» Information given:
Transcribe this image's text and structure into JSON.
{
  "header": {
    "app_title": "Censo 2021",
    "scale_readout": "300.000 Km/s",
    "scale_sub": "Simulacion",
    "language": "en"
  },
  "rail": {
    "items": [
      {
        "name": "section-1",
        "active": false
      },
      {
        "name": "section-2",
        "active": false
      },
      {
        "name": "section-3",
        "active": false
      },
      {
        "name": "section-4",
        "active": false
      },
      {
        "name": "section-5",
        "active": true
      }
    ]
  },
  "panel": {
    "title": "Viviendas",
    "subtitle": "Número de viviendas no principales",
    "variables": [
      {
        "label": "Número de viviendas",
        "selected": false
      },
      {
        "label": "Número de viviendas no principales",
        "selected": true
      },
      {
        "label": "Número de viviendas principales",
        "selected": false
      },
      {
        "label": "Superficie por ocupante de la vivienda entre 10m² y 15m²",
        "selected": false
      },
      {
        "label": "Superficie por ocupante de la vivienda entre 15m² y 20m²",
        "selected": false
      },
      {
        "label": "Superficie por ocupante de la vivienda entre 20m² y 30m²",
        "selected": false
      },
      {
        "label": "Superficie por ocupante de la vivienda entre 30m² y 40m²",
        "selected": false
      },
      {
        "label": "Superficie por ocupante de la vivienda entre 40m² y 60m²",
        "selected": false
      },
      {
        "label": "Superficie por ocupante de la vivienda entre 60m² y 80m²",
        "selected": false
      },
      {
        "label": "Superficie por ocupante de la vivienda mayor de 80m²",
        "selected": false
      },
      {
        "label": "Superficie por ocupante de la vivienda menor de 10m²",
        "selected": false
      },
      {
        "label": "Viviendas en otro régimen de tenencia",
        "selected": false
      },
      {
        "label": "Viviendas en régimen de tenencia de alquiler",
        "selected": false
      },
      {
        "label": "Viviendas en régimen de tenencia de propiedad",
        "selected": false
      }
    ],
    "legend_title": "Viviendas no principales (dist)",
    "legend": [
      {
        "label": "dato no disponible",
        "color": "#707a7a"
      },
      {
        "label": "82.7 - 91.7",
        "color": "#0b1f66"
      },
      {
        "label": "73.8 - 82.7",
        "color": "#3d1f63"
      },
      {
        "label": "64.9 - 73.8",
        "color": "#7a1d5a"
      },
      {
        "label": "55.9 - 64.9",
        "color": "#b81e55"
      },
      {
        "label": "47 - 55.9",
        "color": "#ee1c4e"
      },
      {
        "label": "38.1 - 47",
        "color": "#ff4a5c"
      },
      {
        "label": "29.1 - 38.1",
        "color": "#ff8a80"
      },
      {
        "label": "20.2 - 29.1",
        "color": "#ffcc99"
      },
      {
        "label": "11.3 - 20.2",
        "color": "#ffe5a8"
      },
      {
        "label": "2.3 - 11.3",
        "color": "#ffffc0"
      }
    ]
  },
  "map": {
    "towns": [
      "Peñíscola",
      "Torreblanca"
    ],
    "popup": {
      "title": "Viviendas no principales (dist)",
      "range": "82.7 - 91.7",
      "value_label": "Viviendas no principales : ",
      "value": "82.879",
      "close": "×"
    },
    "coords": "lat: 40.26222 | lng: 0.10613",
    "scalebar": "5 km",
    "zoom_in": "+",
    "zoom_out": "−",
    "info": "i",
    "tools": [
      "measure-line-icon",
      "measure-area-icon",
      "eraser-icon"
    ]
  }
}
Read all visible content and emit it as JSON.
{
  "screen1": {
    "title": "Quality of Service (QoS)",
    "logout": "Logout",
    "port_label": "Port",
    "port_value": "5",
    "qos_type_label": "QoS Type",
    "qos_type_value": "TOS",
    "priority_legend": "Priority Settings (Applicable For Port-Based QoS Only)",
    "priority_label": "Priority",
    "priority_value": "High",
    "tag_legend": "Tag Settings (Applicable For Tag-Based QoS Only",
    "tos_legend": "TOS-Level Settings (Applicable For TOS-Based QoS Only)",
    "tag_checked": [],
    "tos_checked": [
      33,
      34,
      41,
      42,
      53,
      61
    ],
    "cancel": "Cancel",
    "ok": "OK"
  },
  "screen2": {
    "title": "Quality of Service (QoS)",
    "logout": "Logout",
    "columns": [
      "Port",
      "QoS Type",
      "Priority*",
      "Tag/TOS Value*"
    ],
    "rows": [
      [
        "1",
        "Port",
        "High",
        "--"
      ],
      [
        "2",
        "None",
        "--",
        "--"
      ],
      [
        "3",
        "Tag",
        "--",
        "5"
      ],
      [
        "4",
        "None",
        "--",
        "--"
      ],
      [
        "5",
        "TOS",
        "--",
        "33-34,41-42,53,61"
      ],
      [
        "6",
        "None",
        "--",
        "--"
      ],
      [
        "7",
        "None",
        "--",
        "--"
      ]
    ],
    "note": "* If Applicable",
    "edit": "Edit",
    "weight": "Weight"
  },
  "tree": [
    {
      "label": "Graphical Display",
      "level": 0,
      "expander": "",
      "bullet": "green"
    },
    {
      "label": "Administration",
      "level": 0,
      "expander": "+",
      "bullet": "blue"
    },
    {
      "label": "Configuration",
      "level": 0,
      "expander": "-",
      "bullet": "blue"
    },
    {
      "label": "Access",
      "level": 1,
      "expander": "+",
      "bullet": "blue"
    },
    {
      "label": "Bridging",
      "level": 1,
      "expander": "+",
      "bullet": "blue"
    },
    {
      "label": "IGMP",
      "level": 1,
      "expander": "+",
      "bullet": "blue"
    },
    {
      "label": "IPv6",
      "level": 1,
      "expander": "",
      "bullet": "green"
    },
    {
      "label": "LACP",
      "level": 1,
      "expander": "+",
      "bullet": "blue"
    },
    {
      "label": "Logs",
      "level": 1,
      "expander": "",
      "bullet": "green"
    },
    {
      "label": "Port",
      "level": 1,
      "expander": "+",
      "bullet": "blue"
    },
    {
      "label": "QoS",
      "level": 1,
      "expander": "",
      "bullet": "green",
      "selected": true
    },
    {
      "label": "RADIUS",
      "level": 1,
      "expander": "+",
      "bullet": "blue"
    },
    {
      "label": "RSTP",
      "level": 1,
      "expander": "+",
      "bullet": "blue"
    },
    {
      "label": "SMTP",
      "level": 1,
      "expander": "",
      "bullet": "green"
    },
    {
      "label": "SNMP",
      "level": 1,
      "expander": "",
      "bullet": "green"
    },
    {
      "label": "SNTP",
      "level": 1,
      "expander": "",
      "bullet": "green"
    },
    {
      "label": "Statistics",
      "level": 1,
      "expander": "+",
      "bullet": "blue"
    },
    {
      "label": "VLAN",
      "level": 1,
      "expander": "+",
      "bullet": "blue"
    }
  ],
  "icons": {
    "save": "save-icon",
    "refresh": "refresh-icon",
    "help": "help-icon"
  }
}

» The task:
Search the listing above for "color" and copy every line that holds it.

» Written solution:
        "color": "#707a7a"
        "color": "#0b1f66"
        "color": "#3d1f63"
        "color": "#7a1d5a"
        "color": "#b81e55"
        "color": "#ee1c4e"
        "color": "#ff4a5c"
        "color": "#ff8a80"
        "color": "#ffcc99"
        "color": "#ffe5a8"
        "color": "#ffffc0"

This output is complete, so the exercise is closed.